The nonmetastatic neutrophilia-inducing murine mammary carcinoma CE1460 has been shown previously to have profound effects on hemopoiesis and lymphopoiesis. In this report we examined the effects of progressive growth of CE1460 on natural killer (NK) cell activity both in the bone marrow, the site of primary NK cell production, and in a peripheral site, the spleen. (BALB/c × CE)F1 mice were injected subcutaneously with trypsinized cells from in vivo passaged CE1460 or from B66, a BALB/c mammary carcinoma that does not induce neutrophilia. 3 days posttumor implantation, NK activity in bone marrow cells or spleen cells was greatly enhanced compared to normal controls.

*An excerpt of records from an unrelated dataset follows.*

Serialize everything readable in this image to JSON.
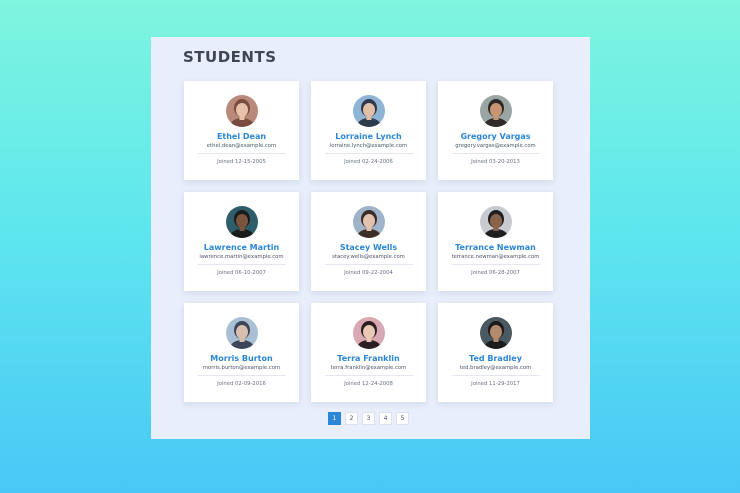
{
  "page": {
    "title": "STUDENTS"
  },
  "students": [
    {
      "name": "Ethel Dean",
      "email": "ethel.dean@example.com",
      "joined": "Joined 12-15-2005",
      "avatar_bg": "#b98a7a",
      "avatar_fg": "#7a4b3f",
      "skin": "#e7c1a9"
    },
    {
      "name": "Lorraine Lynch",
      "email": "lorraine.lynch@example.com",
      "joined": "Joined 02-24-2006",
      "avatar_bg": "#8fb4d6",
      "avatar_fg": "#2f3a4a",
      "skin": "#e2c0a8"
    },
    {
      "name": "Gregory Vargas",
      "email": "gregory.vargas@example.com",
      "joined": "Joined 03-20-2013",
      "avatar_bg": "#9aa6a4",
      "avatar_fg": "#2d2a27",
      "skin": "#c79676"
    },
    {
      "name": "Lawrence Martin",
      "email": "lawrence.martin@example.com",
      "joined": "Joined 06-10-2007",
      "avatar_bg": "#2f5d6a",
      "avatar_fg": "#1b1b1b",
      "skin": "#7a543f"
    },
    {
      "name": "Stacey Wells",
      "email": "stacey.wells@example.com",
      "joined": "Joined 09-22-2004",
      "avatar_bg": "#9fb3c9",
      "avatar_fg": "#3b2d28",
      "skin": "#e2c2ad"
    },
    {
      "name": "Terrance Newman",
      "email": "terrance.newman@example.com",
      "joined": "Joined 06-28-2007",
      "avatar_bg": "#c7cbd0",
      "avatar_fg": "#1f1f22",
      "skin": "#8a6249"
    },
    {
      "name": "Morris Burton",
      "email": "morris.burton@example.com",
      "joined": "Joined 02-09-2016",
      "avatar_bg": "#a9c0d4",
      "avatar_fg": "#3c4658",
      "skin": "#d8bfae"
    },
    {
      "name": "Terra Franklin",
      "email": "terra.franklin@example.com",
      "joined": "Joined 12-24-2008",
      "avatar_bg": "#d9a9b3",
      "avatar_fg": "#2b1f22",
      "skin": "#e9c8b6"
    },
    {
      "name": "Ted Bradley",
      "email": "ted.bradley@example.com",
      "joined": "Joined 11-29-2017",
      "avatar_bg": "#4a5a63",
      "avatar_fg": "#1e1c1a",
      "skin": "#b58a6c"
    }
  ],
  "pagination": {
    "pages": [
      "1",
      "2",
      "3",
      "4",
      "5"
    ],
    "active": "1"
  },
  "colors": {
    "accent": "#2c86d6",
    "title": "#3e4656",
    "panel": "#e8eefa"
  }
}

In B66 tumor-bearing mice, NK activity returned to normal by Day 7 and remained there through Day 14. In contrast, however, NK activity in CE1460 tumor-bearing mice decreased to only 10–20% of normal by Day 14. Excision of the tumor on Day 14, when WBC counts were three times normal, was followed by a rapid return of the WBC count to the normal range. NK activity in bone marrow and in spleen cells recovered somewhat but was still significantly suppressed 7 days after tumor excision. Limiting dilution analysis revealed a 3–5-fold decrease in frequency of NK precursors in bone marrow cells of mice bearing CE1460 for 7 or 14 days. The dramatic changes in NK activity observed in these experiments may reflect perturbation in production as well as an initial activation and subsequent suppression of mature NK cells.
Supported by Grant DE-FG06-86ER60409 from the Department of Energy and USPHS Grants CA32553, CA41562, and CA38189 from NIH.